IFRS has a specific requirement for ‘component’ depreciation, as described in IAS 16 Property, Plant and Equipment. Each significant part of an item of property, plant and equipment is depreciated separately. Significant parts of an asset that have similar useful lives and patterns of consumption can be grouped together. This requirement can create complications for utility entities, because many assets include components with a shorter useful life than the asset as a whole.

Identifying components of an asset

Generation assets might comprise a significant number of components, many of which will have differing useful lives. The significant components of these types of assets must be separately identified. This can be a complex process, particularly on transition to IFRS, because the detailed record-keeping needed for componentisation might not have been required in order to comply with national generally accepted accounting principles (GAAP). This can particularly be an issue for older power plants. However, some regulators require detailed asset records, which can be useful for IFRS component identification purposes.

An entity might look to its operating data if the necessary information for components is not readily identified by the accounting records. Some components can be identified by considering the routine shutdown or overhaul schedules for power stations and the associated replacement and maintenance routines. Consideration should also be given to those components that are prone to technological obsolescence, corrosion or wear and tear that is more severe than that of the other portions of the larger asset.

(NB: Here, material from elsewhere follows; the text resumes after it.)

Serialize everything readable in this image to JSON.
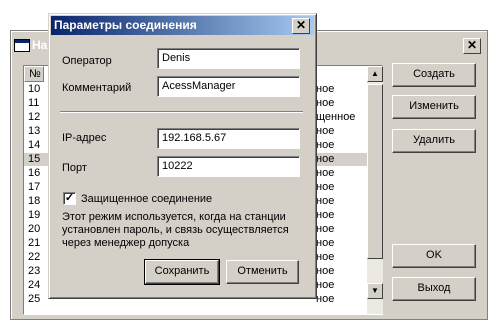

First-time IFRS adopters can benefit from an exemption under IFRS 1 First-time Adoption of International Financial Reporting Standards. This exemption allows entities to use a value that is not depreciated cost in accordance with IAS 16, and IAS 23 Borrowing Costs as deemed cost on transition to IFRS. It is not necessary to apply the exemption to all assets or to a group of assets.